  • Rav Moshe Meir Weiss adds that even if Esther did not understand the reason for her secrecy, or even if she disagreed, this verse is a praise to her for listening to the words of Mordechai, the Gadol HaDor (greatest rabbi of her generation). When we trust the Sages, things go well for us.

Esther 2:1, Question 2. Why does the verse imply that Achashverosh’s anger was not calmed?

  • Similar to yesterday’s post, the Midrash (Esther Rabbah 5:2) points out that the verse says “kisoch” (“like it was calmed”) instead of “bisoch” (“it was calmed”), implying that Achashverosh’s anger was not completely calmed. This anger will show its ugly head again towards the end of Megillas Esther once the king applies it to Haman, as it says “and the king’s anger was calmed” (7:10).
  • According to Targum Sheini, Achashverosh was not angry with Vashti, but with the advisers who allowed for her to be removed. He therefore had them killed. If so, how do the rabbis reconcile this with the opinion that Memuchan, the adviser who originates the plan to kill Vashti, was Haman (see previous posts), who is clearly alive later in the story? V’zos L’Yehudah states that Achashverosh decided that a quick death was too good for Haman, and that he should be kept around – even elevated – to lull him into a false sense of security, and should then be cut down all the more tragically.
  • The Aruchas Tamid answers that Memuchan was actually hanged along with the other advisers, but miraculously fell from the gallows alive and Persian law did not allow for a condemned criminal to hang twice for the same crime.
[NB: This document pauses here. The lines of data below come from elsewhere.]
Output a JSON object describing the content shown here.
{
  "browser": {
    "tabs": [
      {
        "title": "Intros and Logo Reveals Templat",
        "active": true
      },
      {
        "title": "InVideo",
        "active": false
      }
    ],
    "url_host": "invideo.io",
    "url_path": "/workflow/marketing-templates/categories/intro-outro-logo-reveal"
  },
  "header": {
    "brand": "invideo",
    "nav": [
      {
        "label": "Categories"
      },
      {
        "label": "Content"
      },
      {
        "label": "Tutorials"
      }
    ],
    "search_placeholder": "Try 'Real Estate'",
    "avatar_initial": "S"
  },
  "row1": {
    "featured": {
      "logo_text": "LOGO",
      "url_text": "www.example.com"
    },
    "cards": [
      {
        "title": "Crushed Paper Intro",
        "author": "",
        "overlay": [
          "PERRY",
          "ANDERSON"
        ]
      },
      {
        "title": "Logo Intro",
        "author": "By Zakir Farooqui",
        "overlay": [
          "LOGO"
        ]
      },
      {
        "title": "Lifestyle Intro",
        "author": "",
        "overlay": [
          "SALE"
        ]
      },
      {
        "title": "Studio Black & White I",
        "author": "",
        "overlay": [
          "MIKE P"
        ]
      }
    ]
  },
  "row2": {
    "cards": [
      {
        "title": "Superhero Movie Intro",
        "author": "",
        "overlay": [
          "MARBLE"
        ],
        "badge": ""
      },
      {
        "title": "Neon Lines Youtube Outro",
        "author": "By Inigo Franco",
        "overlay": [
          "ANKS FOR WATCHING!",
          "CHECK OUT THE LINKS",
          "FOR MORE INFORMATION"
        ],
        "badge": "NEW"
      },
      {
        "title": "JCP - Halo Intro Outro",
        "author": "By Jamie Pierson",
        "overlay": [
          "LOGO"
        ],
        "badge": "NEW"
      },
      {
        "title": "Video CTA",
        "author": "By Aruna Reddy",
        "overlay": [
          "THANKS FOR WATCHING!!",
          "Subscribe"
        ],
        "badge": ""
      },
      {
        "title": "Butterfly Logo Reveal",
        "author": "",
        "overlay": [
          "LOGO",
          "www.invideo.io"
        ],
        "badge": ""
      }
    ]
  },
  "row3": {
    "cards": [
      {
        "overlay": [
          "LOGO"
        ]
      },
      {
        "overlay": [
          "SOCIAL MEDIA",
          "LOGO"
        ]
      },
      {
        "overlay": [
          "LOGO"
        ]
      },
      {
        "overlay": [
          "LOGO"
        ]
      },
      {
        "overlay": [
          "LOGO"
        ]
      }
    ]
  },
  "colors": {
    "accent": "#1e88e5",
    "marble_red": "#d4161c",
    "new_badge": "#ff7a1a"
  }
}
Rabbi Moshe Meir Weiss points out that this is yet another example of a miracle needed to bring the Purim story to fruition.

Esther 1:12, Question 3. Why are there two terms for Achashverosh’s anger?

  • According to the Malbim, the two terms used for the anger of Achashverosh are external and internal. “Katzaf” really means froth, which is a physical substance, whereas “cham” really means heat, something rather invisible. He was angry for two reasons, after all – a personal, ego-related reason, and a public, political reason.
  • According to the Maharal, some of the anger was from himself, and some from Heaven, which fits nicely with the idea that H-Shem controls the rulers of the world (see our earlier post for Dec. 12, ’11).